◆ Task statement ◆
Reproduce each line of the entries that carries "Biaya".

◆ Supplied material ◆
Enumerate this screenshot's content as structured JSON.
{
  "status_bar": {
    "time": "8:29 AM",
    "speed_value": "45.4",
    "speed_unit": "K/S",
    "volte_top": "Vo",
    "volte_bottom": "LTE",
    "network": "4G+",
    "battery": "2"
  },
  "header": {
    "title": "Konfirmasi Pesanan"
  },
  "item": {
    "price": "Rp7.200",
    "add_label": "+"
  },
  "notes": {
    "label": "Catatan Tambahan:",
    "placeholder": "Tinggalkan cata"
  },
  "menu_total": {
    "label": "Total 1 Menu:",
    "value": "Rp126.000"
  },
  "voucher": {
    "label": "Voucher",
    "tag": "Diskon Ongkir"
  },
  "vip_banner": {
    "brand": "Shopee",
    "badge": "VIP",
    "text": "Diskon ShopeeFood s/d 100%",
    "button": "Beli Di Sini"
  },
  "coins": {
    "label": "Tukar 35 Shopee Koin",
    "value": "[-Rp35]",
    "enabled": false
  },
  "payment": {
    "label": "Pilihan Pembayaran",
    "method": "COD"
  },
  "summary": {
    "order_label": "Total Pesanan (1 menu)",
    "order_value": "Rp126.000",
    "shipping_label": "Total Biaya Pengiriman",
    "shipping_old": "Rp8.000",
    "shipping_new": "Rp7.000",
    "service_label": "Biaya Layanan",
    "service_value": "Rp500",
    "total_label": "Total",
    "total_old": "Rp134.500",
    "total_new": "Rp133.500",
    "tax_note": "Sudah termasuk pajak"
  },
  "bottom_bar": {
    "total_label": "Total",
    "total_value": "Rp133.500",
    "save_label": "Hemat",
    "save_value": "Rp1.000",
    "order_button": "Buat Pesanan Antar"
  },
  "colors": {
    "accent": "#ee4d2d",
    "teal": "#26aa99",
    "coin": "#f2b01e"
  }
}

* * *

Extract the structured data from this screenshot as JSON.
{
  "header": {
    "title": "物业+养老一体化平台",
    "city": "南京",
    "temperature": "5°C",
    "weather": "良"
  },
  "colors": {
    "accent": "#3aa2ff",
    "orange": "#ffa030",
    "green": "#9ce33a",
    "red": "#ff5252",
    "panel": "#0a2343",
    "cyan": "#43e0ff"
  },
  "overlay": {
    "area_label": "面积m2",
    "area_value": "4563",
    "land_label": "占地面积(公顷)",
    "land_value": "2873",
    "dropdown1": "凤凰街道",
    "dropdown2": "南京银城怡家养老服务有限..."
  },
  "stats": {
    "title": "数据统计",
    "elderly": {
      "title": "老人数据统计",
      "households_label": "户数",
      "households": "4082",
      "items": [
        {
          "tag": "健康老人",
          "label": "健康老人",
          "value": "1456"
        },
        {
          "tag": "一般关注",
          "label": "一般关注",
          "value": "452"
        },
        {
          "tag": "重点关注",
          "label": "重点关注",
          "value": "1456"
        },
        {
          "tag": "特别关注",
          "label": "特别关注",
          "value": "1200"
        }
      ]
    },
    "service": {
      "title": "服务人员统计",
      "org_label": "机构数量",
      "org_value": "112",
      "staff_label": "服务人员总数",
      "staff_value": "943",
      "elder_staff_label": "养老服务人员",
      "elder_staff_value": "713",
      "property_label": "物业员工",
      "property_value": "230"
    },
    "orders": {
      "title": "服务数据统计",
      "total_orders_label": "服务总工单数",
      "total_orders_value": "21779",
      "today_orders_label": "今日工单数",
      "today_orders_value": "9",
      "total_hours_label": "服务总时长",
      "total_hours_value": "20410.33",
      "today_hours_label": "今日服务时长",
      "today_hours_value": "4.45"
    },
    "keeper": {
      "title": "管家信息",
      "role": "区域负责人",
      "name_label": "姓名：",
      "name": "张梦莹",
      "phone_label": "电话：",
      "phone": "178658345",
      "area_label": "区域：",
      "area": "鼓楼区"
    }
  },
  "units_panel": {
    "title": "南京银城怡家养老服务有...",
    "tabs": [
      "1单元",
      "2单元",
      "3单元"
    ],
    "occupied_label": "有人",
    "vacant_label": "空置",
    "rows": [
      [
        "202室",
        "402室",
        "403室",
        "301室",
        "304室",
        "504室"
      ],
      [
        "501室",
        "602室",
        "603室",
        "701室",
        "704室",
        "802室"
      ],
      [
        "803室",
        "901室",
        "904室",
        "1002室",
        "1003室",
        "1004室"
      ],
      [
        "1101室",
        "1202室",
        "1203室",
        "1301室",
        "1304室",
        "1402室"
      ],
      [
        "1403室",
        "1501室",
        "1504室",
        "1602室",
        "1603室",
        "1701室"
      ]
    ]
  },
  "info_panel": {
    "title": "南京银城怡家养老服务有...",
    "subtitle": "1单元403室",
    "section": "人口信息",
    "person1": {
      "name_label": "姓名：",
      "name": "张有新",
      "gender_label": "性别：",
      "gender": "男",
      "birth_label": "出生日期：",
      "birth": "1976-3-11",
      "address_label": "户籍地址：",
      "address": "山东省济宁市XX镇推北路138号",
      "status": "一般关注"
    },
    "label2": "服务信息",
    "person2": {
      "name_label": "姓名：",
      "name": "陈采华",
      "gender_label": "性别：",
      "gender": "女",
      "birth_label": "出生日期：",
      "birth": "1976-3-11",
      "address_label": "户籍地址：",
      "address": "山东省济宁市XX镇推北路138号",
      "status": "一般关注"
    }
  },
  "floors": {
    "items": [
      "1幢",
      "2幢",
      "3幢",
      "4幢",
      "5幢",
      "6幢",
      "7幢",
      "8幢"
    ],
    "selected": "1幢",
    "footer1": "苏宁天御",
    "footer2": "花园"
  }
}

◆ Output of the task ◆
    "shipping_label": "Total Biaya Pengiriman",
    "service_label": "Biaya Layanan",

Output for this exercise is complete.